In one of my favorite childhood travel memories, I’m immersed in a riot of color somewhere in the center of a field of tulips that seemed to go on for miles. I’m not tiptoeing, mind you. In wooden shoes, you clomp. I still can’t visit a Holland gift shop without the temptation to buy a new pair, a tangible memory of the real draw: a patchwork of color and life after many months in a black and white world. Here are five places that similarly cause spring spirits to soar.
Tulip Time Festival, Holland: Like those ever-cool shoes of wood and the value of family time, Holland’s Tulip Time festival traditions haven’t fundamentally changed since those first 100,000 tulips were planted in 1929 and a local biology teacher suggested that Holland adopt the tulip as the city flower, a reminder of its close ties to the Netherlands. It’s grown a bit. Today, 6 million bulbs are planted and some 1,400 Klompen dancers take to the parade route streets — far more than those first 12 who performed to “Where, Oh Where Has My Little Dog Gone.” May 5-13; tuliptime.com.

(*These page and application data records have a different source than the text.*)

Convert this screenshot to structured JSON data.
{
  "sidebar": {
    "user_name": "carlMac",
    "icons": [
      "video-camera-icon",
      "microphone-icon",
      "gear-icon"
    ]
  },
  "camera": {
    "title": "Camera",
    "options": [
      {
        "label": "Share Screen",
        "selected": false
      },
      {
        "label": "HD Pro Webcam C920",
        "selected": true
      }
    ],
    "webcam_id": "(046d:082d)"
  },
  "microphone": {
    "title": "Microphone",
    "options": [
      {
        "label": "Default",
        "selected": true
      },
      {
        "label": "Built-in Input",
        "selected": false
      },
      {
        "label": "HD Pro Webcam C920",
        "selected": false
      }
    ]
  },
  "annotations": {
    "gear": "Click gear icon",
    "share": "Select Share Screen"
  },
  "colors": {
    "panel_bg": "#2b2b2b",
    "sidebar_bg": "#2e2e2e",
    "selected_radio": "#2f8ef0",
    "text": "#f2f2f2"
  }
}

Lilac Festival, Mackinac Island: Sometimes, a dog and pony show is literally that — and more fun than you can imagine. That is the case with Mackinac Island’s Lilac Festival, which holds an Epona and Barkus Parade, and even a blessing of the animals to which islanders bring turtles, dogs and horses, often bedecked in necklaces of purple blooms. There are dances highlighting various ethnic roots, a food festival featuring island chefs and guided walks amid the fragrant lilac blossoms. Four hundred varietals share heady scents that mingle with the trademark smells of fudge — and horse. June 8-17; mackinacisland.org.

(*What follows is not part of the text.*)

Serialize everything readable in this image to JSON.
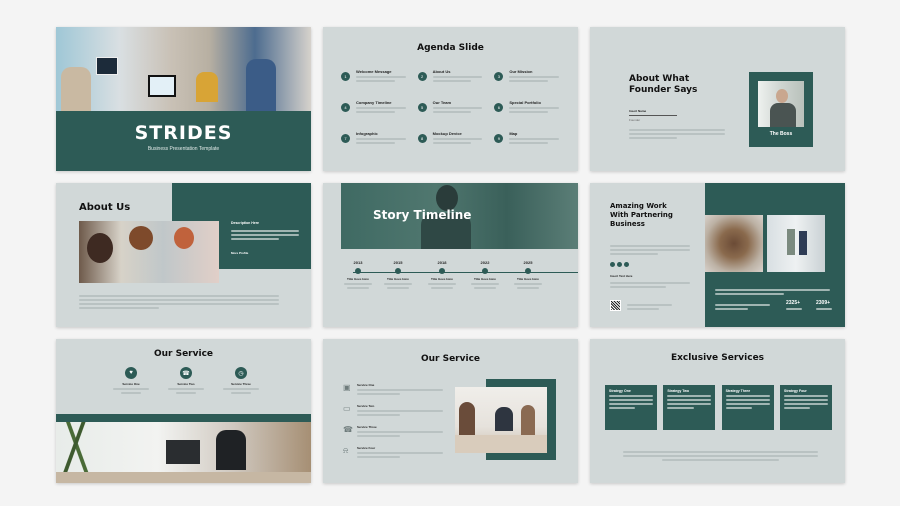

Blossomtime Festival, St. Joseph: This royalty-heavy event includes 22 queen contests, and royalty even holds a place of honor in a blessing of blossoms. But the blossoming of orchards of peaches, grapes, apples and more has been the highlight since 1891 when the Graham and Morton Steamship Company offered special rates from Chicago for orchard blossom tours. The first queen was crowned in 1924, and today’s highlight is the Grand Floral Parade of floral floats, ala a mini Rose Bowl Parade. May; blossomtimefestival.org.
Blessing of the Blossoms, Traverse City: The original blossom blessing started in 1910 as a religious service, but it evolved to combine religion and tourism. At one time, it was held on the beach, where participants sent blossoms afloat. In 1928, the Blessing of the Blossoms was renamed the Michigan Cherry Festival (now the National Cherry Festival), but the humble beginnings still are celebrated as part of a weekend of wine tastings and appetizers amid pillowy white blossoms. The Saturday wine event is followed by Sunday’s blessing of the year’s crop, the fields and those who work them — and free cherry pie. May 20, Chateau Chantal, wineriesofomp.com.
Peonies in Bloom, Ann Arbor: The garden is festive, if not a festival per se, when North America’s largest collection of heirloom peonies blooms on the main campus of the University of Michigan. The exotic tree peonies at the Matthaei Botanical Gardens and Nichols Arboretum bloom in shades of yellow and lavender in mid-May, and the world’s largest collection of heirloom varietals (white, pink, red and peach) follow for a couple of weeks post-Memorial Day. Take a self-guided tour or sit amid them while watching Shakespeare in the Arb, which holds moveable scenes with the peonies as a backdrop. peony.mbgna.umich.edu
Kim Schneider is an award-winning travel writer and author. Her first book, “101 Things to Do in Traverse City Before You Die,” is available April.